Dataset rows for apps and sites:
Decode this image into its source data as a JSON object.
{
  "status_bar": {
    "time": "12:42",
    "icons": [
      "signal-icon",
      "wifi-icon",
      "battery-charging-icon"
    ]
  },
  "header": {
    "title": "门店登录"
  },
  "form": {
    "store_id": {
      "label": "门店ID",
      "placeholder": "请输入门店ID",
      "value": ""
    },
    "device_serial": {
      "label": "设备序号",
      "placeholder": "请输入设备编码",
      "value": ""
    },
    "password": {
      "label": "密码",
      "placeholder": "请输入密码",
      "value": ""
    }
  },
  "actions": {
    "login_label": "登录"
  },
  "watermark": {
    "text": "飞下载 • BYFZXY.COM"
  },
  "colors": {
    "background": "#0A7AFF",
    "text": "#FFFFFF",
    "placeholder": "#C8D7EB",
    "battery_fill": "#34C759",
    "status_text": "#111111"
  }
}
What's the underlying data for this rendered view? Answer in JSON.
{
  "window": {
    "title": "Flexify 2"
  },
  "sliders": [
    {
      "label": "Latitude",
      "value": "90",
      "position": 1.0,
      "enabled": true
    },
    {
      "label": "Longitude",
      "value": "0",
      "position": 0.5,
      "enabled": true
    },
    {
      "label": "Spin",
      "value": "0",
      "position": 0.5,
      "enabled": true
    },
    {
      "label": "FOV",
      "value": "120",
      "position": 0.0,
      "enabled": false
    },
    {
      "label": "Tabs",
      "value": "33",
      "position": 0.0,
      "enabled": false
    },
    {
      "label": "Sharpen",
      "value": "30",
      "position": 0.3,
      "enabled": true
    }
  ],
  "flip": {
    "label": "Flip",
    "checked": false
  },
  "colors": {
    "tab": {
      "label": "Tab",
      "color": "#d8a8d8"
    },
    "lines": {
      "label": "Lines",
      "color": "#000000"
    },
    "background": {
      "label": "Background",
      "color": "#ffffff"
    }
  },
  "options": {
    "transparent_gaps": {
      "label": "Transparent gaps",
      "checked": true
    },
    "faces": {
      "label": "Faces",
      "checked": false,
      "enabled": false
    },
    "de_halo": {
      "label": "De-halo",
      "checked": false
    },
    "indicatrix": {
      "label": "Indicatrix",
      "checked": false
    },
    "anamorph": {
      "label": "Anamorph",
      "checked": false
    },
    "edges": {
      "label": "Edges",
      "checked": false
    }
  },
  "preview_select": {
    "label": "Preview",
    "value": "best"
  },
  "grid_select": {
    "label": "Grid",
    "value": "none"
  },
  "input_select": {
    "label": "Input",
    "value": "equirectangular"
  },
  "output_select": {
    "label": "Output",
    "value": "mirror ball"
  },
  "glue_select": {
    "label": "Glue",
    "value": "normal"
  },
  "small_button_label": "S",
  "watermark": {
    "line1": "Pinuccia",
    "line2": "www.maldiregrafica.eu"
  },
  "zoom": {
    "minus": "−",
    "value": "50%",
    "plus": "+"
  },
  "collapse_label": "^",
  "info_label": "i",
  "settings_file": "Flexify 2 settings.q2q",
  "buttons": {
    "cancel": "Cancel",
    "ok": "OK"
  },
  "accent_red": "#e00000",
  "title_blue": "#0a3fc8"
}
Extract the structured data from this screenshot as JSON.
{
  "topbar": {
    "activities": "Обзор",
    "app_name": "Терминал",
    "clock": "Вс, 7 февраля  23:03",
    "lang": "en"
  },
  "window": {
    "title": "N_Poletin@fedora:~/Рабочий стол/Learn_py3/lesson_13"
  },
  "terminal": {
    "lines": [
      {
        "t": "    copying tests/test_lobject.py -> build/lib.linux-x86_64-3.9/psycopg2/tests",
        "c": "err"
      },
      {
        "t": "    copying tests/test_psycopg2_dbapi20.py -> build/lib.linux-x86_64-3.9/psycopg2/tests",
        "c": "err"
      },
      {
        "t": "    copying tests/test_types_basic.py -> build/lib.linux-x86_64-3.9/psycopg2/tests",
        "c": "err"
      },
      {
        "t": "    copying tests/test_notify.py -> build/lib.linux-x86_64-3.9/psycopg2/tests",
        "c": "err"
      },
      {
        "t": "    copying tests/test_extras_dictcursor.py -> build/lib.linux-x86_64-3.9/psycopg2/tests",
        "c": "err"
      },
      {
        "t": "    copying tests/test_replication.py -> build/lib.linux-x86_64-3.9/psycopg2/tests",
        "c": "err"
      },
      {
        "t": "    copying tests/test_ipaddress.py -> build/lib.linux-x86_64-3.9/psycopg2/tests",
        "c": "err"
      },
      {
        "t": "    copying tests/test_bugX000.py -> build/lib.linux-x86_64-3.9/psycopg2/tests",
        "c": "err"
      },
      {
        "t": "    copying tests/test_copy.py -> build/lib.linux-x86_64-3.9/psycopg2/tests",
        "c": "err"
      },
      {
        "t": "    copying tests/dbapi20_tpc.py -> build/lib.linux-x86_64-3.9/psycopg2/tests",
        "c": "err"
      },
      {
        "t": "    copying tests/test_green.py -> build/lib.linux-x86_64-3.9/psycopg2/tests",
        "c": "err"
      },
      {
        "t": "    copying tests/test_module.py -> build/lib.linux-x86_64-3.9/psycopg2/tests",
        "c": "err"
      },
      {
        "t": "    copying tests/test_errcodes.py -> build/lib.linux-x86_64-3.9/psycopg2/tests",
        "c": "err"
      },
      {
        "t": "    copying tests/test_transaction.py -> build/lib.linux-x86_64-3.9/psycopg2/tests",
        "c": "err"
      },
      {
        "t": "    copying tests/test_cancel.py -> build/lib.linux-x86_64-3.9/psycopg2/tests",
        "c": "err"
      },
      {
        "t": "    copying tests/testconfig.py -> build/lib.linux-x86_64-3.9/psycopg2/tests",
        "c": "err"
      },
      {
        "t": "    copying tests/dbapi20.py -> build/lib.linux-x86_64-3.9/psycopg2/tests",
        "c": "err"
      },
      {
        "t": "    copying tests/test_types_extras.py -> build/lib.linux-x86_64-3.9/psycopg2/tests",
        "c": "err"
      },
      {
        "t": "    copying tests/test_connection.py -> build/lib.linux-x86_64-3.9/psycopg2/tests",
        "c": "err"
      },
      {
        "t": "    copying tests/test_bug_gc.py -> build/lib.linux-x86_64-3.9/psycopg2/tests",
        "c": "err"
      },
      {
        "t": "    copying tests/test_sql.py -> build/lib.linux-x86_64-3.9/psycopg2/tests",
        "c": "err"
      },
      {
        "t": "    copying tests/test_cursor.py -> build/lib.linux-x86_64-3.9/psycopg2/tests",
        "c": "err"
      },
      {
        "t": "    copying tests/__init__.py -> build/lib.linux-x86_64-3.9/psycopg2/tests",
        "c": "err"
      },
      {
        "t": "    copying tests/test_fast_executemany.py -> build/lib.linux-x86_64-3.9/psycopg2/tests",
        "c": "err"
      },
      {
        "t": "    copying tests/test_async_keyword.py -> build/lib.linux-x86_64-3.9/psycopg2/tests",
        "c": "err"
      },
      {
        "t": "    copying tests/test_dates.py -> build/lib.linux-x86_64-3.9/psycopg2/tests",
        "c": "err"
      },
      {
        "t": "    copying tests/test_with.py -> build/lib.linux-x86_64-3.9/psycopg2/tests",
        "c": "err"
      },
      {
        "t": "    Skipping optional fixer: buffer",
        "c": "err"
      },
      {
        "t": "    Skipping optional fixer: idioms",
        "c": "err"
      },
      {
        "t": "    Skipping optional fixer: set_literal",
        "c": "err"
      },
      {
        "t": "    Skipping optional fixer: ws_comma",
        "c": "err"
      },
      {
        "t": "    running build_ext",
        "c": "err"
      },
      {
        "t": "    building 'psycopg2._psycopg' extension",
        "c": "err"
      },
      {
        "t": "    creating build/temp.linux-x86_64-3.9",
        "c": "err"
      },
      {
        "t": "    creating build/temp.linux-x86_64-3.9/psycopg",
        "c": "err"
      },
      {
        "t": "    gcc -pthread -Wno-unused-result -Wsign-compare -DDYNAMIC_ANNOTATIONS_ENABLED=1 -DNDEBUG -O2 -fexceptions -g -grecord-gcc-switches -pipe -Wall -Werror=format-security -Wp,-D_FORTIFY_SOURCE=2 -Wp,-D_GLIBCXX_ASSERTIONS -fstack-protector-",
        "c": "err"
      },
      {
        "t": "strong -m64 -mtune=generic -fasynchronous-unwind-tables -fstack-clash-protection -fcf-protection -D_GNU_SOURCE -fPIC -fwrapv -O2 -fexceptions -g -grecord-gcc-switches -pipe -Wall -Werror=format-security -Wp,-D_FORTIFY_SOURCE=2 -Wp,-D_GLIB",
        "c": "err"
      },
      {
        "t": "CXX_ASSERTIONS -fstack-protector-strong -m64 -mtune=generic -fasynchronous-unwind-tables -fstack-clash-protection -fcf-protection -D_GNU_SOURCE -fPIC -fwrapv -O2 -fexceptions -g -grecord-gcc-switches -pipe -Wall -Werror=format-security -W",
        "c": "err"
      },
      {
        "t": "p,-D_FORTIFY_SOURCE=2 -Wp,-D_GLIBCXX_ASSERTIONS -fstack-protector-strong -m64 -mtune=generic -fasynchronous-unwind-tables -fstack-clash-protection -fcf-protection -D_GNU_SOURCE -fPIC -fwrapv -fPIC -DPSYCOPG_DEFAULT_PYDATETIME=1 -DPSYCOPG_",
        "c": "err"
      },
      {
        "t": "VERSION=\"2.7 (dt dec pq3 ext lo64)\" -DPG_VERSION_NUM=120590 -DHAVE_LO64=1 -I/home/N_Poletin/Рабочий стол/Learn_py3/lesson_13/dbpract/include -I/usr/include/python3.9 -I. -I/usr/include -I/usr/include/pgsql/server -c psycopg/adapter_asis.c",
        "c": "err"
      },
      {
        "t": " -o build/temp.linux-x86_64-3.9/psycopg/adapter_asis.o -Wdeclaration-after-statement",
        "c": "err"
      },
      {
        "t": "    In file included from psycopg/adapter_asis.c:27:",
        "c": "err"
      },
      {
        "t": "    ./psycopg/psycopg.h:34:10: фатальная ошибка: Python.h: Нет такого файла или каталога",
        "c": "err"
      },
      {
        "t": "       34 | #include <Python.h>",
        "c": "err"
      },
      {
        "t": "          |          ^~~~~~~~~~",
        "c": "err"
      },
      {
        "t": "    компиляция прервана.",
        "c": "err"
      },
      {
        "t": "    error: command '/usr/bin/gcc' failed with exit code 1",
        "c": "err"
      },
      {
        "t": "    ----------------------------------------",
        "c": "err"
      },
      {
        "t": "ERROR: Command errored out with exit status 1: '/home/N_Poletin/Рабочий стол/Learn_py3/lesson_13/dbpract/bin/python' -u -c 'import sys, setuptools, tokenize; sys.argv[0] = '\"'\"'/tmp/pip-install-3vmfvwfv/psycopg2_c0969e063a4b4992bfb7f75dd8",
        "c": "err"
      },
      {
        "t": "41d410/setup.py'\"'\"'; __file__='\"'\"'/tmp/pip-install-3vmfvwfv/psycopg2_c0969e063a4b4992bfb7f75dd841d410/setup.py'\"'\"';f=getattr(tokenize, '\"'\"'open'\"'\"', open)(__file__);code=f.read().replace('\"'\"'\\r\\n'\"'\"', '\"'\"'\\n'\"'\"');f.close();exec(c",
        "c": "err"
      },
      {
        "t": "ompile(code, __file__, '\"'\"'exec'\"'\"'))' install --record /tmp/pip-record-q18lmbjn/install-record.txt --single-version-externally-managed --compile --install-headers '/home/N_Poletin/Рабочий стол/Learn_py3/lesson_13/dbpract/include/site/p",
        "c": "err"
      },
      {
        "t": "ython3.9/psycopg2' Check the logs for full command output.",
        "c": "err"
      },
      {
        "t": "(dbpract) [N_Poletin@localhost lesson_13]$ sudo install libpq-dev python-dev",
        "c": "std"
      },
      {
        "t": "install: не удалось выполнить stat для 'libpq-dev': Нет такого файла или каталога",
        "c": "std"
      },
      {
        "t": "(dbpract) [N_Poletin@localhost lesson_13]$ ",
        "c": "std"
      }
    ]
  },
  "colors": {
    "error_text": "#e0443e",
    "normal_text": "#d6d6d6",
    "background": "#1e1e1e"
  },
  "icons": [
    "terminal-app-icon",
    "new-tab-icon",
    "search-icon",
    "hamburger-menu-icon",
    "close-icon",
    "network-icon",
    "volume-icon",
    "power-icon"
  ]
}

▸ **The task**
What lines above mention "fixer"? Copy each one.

▸ **Expected answer**
        "t": "    Skipping optional fixer: buffer",
        "t": "    Skipping optional fixer: idioms",
        "t": "    Skipping optional fixer: set_literal",
        "t": "    Skipping optional fixer: ws_comma",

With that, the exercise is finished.